Disclosure requirements and transparency through programs, such as fuel efficiency in automobiles and calorie labeling in restaurants, have been shown to shift producer and consumer behavior.
The same principles are also being applied to building energy use, where energy use reporting and open data impact market behavior and drive energy efficiency. The implications of the growing trend in disclosure policies are examined in a free session offered by ASHRAE at the 2014 AHR Expo.
ASHRAE’s 2014 Winter Conference takes place Jan. 18-22, 2014, New York.
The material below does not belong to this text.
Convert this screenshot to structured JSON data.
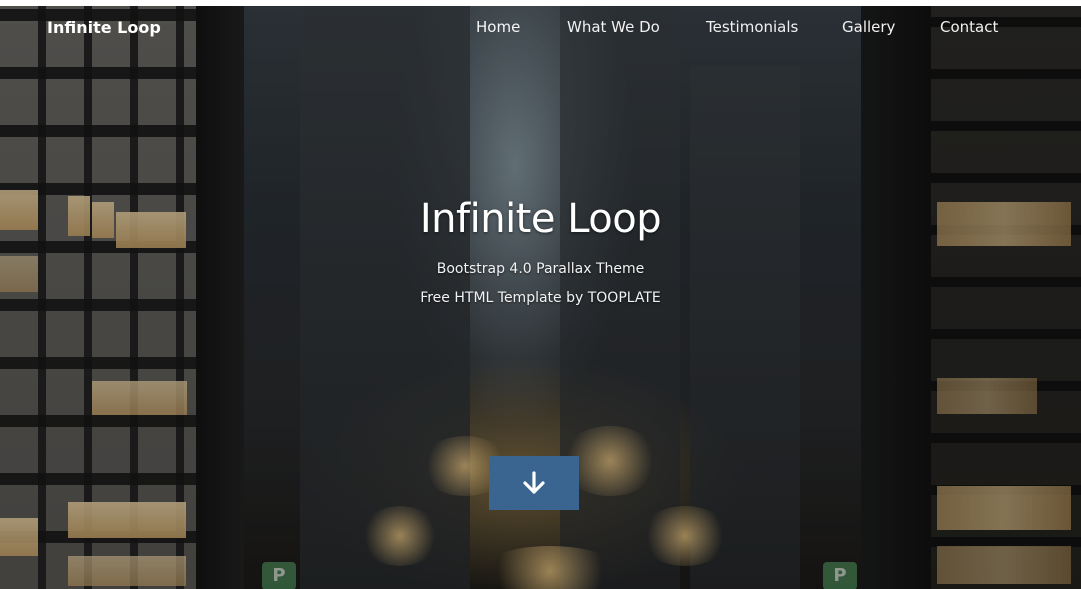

Held in conjunction with the 2014 Winter Conference is the International Air-Conditioning, Heating, Refrigerating Exposition, Jan. 21-23, 2014.
ASHRAE’s AHR Expo Session, “Trends in Building Energy Disclosure: Increasing Energy Efficiency without Retrofits,” takes place from 3-4 p.m., Tuesday, Jan. 21, in the South Concourse, second level. No badge or ticked required. Attendees will earn 1 NY PDH, 1 AIA Learning Unit and 1 LEED AP credit.
Energy disclosure requirements, now required in seven U.S. cities and numerous European Union countries, require periodic reporting of energy consumption for certain buildings.
“The speakers will tackle the issue of building energy use on the large scale and what major cities are doing about it,” says Mike Eardley, P.E., seminar chair. “A cost effective solution is not major construction and new efficient equipment, but tuning up existing HVAC&R systems and verifying they are operating correctly. Occupant behavior also has a major impact. Attendees will learn the energy penalties associated with these issues. We also will discuss how city level energy disclosure requirements take a necessary first step in communicating energy use information in buildings so that corrective action can be taken.”
The seminar presents a new energy benchmarking model to support comparative energy performance evaluation across commercial buildings.
The study analyzes patterns of energy consumption across New York City buildings and models the determinants of building energy efficiency to establish a robust model for normalization across multiple characteristics. Energy efficiency has traditionally been achieved through physical retrofits. An alternative approach is presented that harnesses data from smart meters in an eco-informatic system and provides feedback to building occupants on their energy consumption.
Eardley said use of eco-informatic/eco-feedback systems offer a mechanism to close the feedback loop between occupants and energy consumption. Reductions of 5 to 15 percent have been noted with such systems.
“Most importantly, the use of such systems has been shown to be extremely cost effective in comparison with other energy efficiency initiatives,” he said.
- “Building a Better Benchmark: Lessons from New York City’s Local Law 84 Energy Disclosure Data,” Constantine Kontokosta, Ph.D., P.E., NYU Center for the Sustainable Built Environment, New York, N.Y.
- “Encouraging Energy Efficient Behavior of Building Occupants through Contextualized Feedback and Social Network Dynamics,” Rishee Jain, Ph.D., NYU Center for Urban Science and Progress, Brooklyn, N.Y.